Right, right. Exactly. Lights and sandbags to counterweight the curtain. Then immediately about sixteen hundred people rush up and push all the scenery back up on the stage and hope that the audience happened to all be asleep at that moment.
Well, this is what happened to me in regards to the phenomenal world, that for a period of about three and a half days it was as if the scenery had, for some reason, fallen over flat, revealing to me the nature of the reality behind it. But the reality behind it was so different from the phenomenal world, that I couldn’t use language to describe it. That is, I could not find words. I can’t say I saw X, Y, Z – here inserting some semantic associative. And I’ve taken about 300,000 words of notes on it, and done tremendous research. Because I feel if it happened to me it must have happened to somebody else. I can’t be the only person in the entire history of human consciousness to have ever seen the world as it really is. I’ve discovered, for instance, that Plotinus, the neo-Platonist, had this experience. That some of the Sufi have had this experience. And some of the Christian Mystics, like Origen, have had this experience. And Driesch, the German vitalist philosopher, and Bergson. I find indications in India, especially in the Hindu religion, in Brahmanism. Emerson appears to have had this experience. Wordsworth appears to have had this experience. And it doesn’t resemble anything, very closely, that I’ve ever read by even such people as the father of Alexandria. You know, it’s a little like Plato. That is why I gave the image of watching a play. You can say it’s similar to Plato’s image of the pictures shown on the walls of the cave.
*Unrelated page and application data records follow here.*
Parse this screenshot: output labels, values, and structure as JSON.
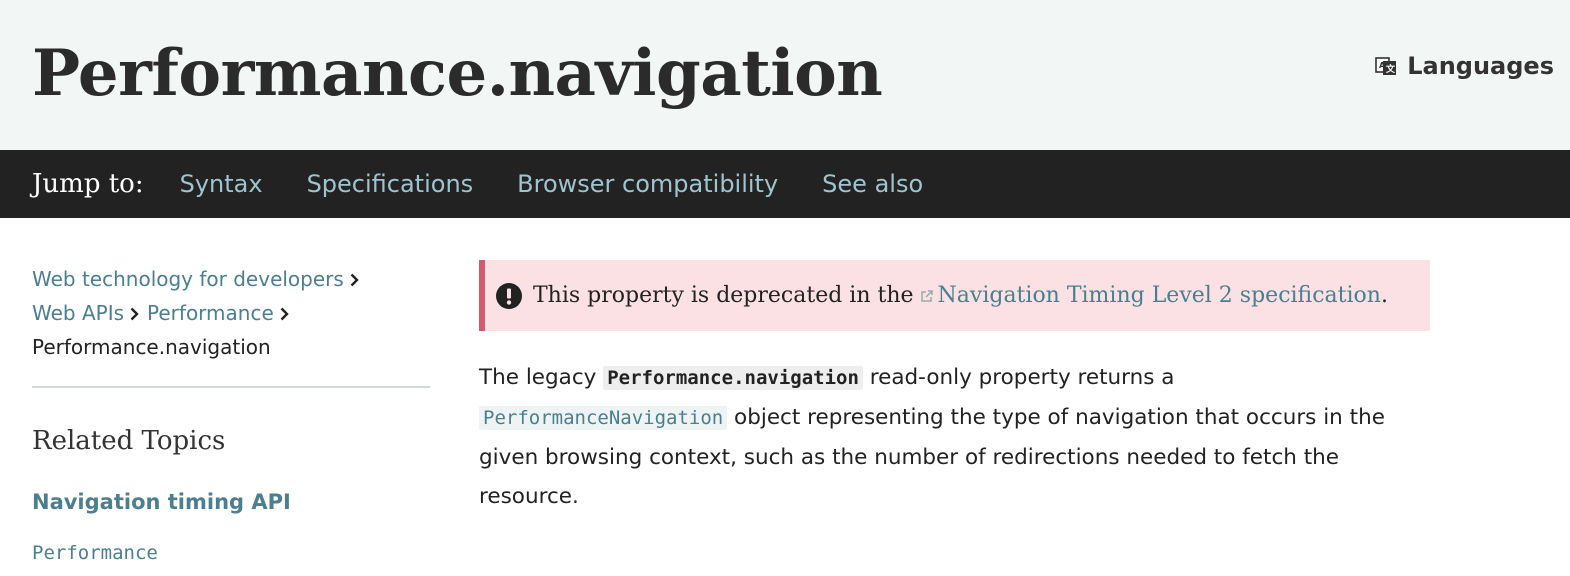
{
  "header": {
    "title": "Performance.navigation",
    "languages_label": "Languages"
  },
  "jump_nav": {
    "label": "Jump to:",
    "links": [
      "Syntax",
      "Specifications",
      "Browser compatibility",
      "See also"
    ]
  },
  "sidebar": {
    "breadcrumbs": [
      "Web technology for developers",
      "Web APIs",
      "Performance"
    ],
    "current": "Performance.navigation",
    "related_heading": "Related Topics",
    "section_title": "Navigation timing API",
    "items": [
      "Performance"
    ]
  },
  "notice": {
    "text_before": "This property is deprecated in the",
    "link_text": "Navigation Timing Level 2 specification",
    "text_after": "."
  },
  "body": {
    "p1_text1": "The legacy ",
    "code_property": "Performance.navigation",
    "p1_text2": " read-only property returns a",
    "code_link": "PerformanceNavigation",
    "p1_text3": " object representing the type of navigation that occurs in the given browsing context, such as the number of redirections needed to fetch the resource."
  },
  "colors": {
    "link": "#4b7e8e",
    "nav_background": "#222222",
    "header_background": "#f2f6f5",
    "notice_background": "#fbe1e4",
    "notice_border": "#d15a6c"
  },
  "icons": [
    "languages-icon",
    "chevron-right-icon",
    "exclamation-circle-icon",
    "external-link-icon"
  ]
}
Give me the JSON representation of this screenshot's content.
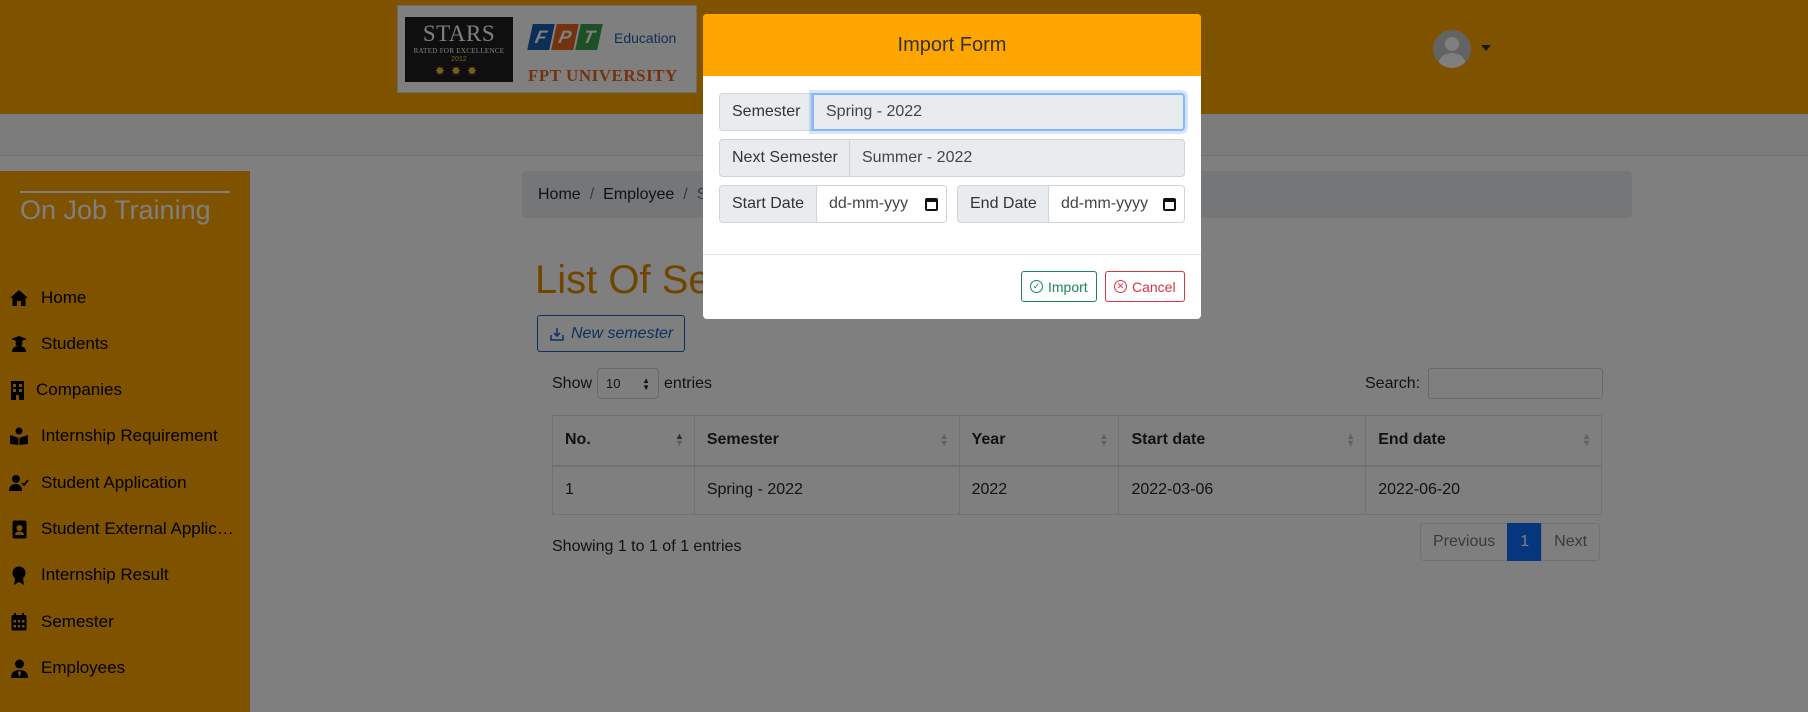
{
  "header": {
    "stars": {
      "title": "STARS",
      "subtitle": "RATED FOR EXCELLENCE",
      "year": "2012"
    },
    "fpt": {
      "letters": [
        "F",
        "P",
        "T"
      ],
      "education": "Education",
      "university": "FPT UNIVERSITY"
    },
    "colors": {
      "brand_orange": "#FFA500",
      "fpt_orange": "#e8661f",
      "fpt_blue": "#1b5fae",
      "fpt_green": "#3aa34a"
    }
  },
  "sidebar": {
    "title": "On Job Training",
    "items": [
      {
        "label": "Home",
        "icon": "home-icon"
      },
      {
        "label": "Students",
        "icon": "student-icon"
      },
      {
        "label": "Companies",
        "icon": "building-icon"
      },
      {
        "label": "Internship Requirement",
        "icon": "book-reader-icon"
      },
      {
        "label": "Student Application",
        "icon": "user-check-icon"
      },
      {
        "label": "Student External Application",
        "icon": "id-badge-icon"
      },
      {
        "label": "Internship Result",
        "icon": "award-icon"
      },
      {
        "label": "Semester",
        "icon": "calendar-icon"
      },
      {
        "label": "Employees",
        "icon": "user-tie-icon"
      }
    ]
  },
  "breadcrumb": {
    "items": [
      "Home",
      "Employee",
      "S"
    ]
  },
  "main": {
    "title": "List Of Semester",
    "new_button": "New semester",
    "show_label": "Show",
    "entries_label": "entries",
    "page_length": "10",
    "search_label": "Search:",
    "search_value": ""
  },
  "table": {
    "headers": [
      "No.",
      "Semester",
      "Year",
      "Start date",
      "End date"
    ],
    "rows": [
      [
        "1",
        "Spring - 2022",
        "2022",
        "2022-03-06",
        "2022-06-20"
      ]
    ]
  },
  "footer": {
    "info": "Showing 1 to 1 of 1 entries",
    "prev": "Previous",
    "page": "1",
    "next": "Next"
  },
  "modal": {
    "title": "Import Form",
    "semester_label": "Semester",
    "semester_value": "Spring - 2022",
    "next_semester_label": "Next Semester",
    "next_semester_value": "Summer - 2022",
    "start_date_label": "Start Date",
    "start_date_placeholder": "dd-mm-yyy",
    "end_date_label": "End Date",
    "end_date_placeholder": "dd-mm-yyyy",
    "import_button": "Import",
    "cancel_button": "Cancel"
  }
}
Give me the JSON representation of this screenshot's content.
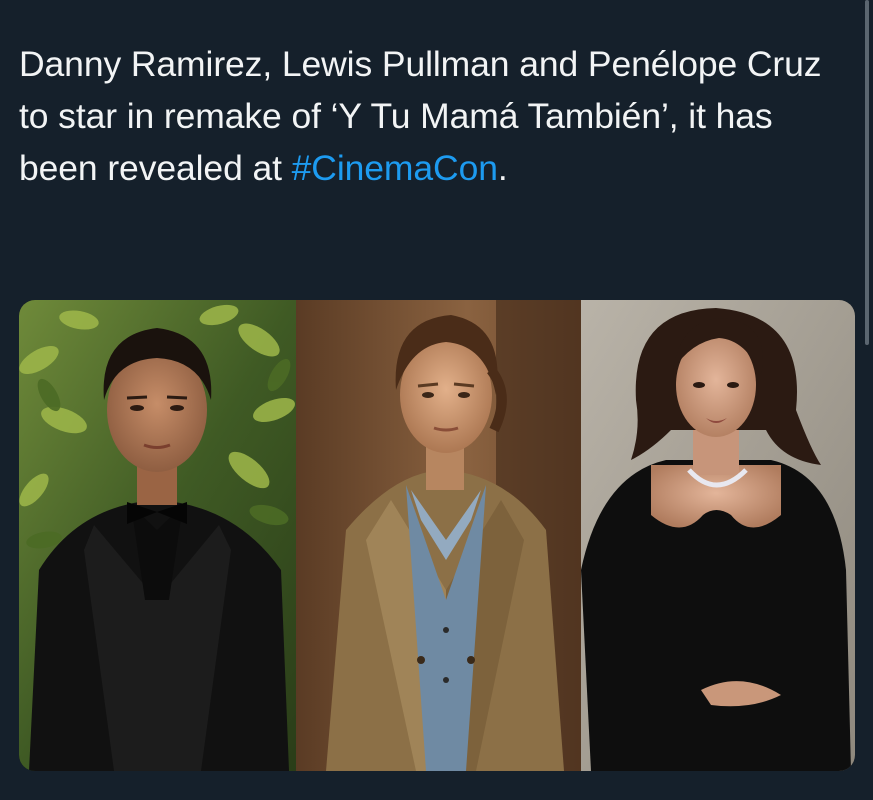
{
  "tweet": {
    "text_before_hashtag": "Danny Ramirez, Lewis Pullman and Penélope Cruz to star in remake of ‘Y Tu Mamá También’, it has been revealed at ",
    "hashtag": "#CinemaCon",
    "text_after_hashtag": "."
  },
  "media": {
    "photos": [
      {
        "alt": "Danny Ramirez",
        "description": "man in black tuxedo and bow tie against green leaves"
      },
      {
        "alt": "Lewis Pullman",
        "description": "man in tan jacket and denim shirt"
      },
      {
        "alt": "Penélope Cruz",
        "description": "woman in black dress with diamond necklace"
      }
    ]
  },
  "colors": {
    "background": "#15202b",
    "text": "#f2f4f5",
    "hashtag": "#1d9bf0"
  }
}
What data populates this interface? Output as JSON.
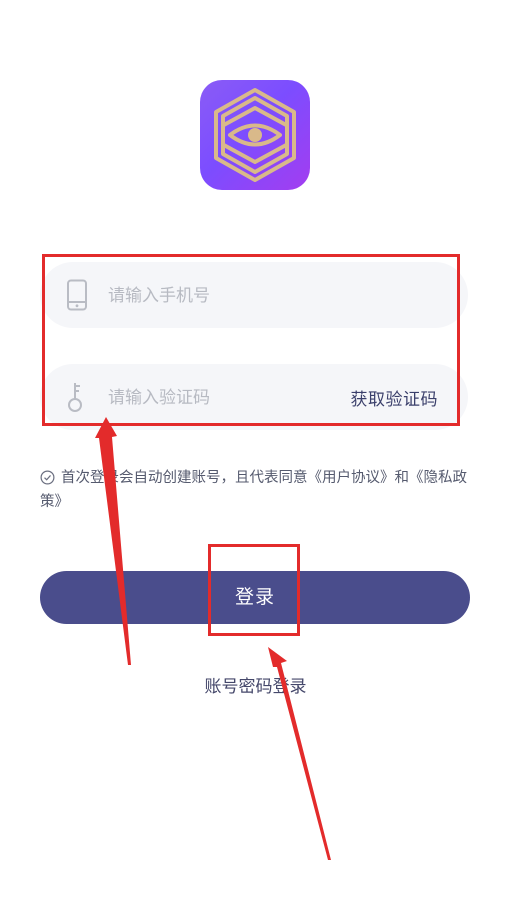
{
  "app": {
    "logo_icon": "hexagon-eye-logo",
    "accent": "#4a4d8c",
    "logo_gold": "#d9b98a"
  },
  "form": {
    "phone": {
      "icon": "phone-icon",
      "placeholder": "请输入手机号",
      "value": ""
    },
    "code": {
      "icon": "key-icon",
      "placeholder": "请输入验证码",
      "value": "",
      "get_code_label": "获取验证码"
    }
  },
  "agreement": {
    "check_icon": "check-circle-icon",
    "text_before": "首次登录会自动创建账号，且代表同意",
    "user_agreement": "《用户协议》",
    "and": "和",
    "privacy_policy": "《隐私政策》"
  },
  "actions": {
    "login_label": "登录",
    "password_login_label": "账号密码登录"
  },
  "annotations": {
    "color": "#e32b2b"
  }
}
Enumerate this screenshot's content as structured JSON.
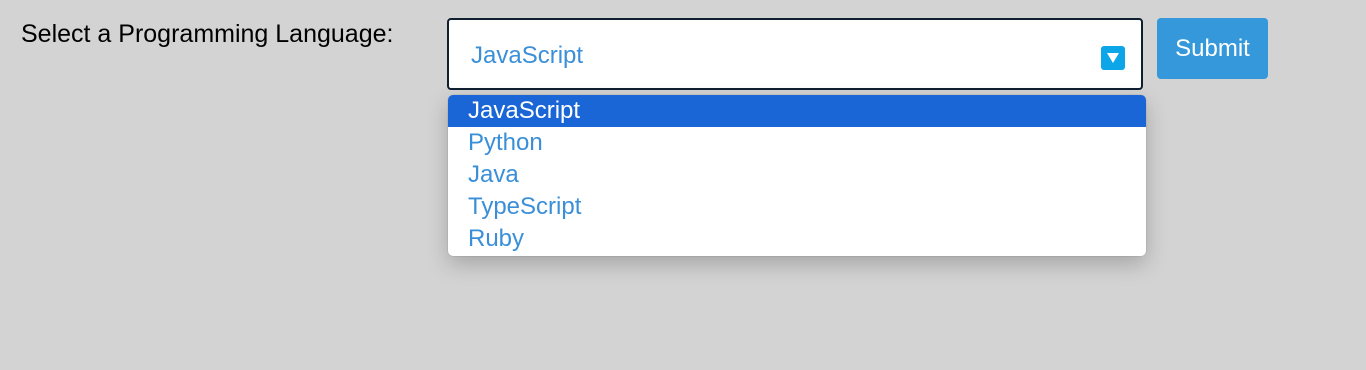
{
  "form": {
    "label": "Select a Programming Language:",
    "selected_value": "JavaScript",
    "submit_label": "Submit"
  },
  "dropdown": {
    "icon": "chevron-down-icon",
    "options": [
      {
        "label": "JavaScript",
        "selected": true
      },
      {
        "label": "Python",
        "selected": false
      },
      {
        "label": "Java",
        "selected": false
      },
      {
        "label": "TypeScript",
        "selected": false
      },
      {
        "label": "Ruby",
        "selected": false
      }
    ]
  },
  "colors": {
    "background": "#d3d3d3",
    "accent": "#3498db",
    "option_text": "#3a8fd8",
    "highlight": "#1a66d6",
    "arrow_icon": "#0ba5e8"
  }
}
In three and a half years of reflecting on my experience and doing research, all I have learned is that it has something to do with time, that apparently time is not what we think it is. It’s something else. There’s a new Soviet theory about time, by Kozyrev, Dr. Nikolai Kozyrev, the great Soviet astrophysicist. His theory is that time has an energy, that it’s the primary energy of the universe. He says time is an energy poured into a material system and the material system is the universe. Well, apparently what happened is I got rephased in terms of linear time in such a way that, instead of linear time flashing by me like the frames in a movie projector flash by, I got past the progressiveness of linear time and saw things outside of their temporal progressions.
I saw this image one day in a vision whilst meditating – a giant Amitabha Buddha in a city, with a huge cosmos behind, so I thought i’d mock it up. Turned out well.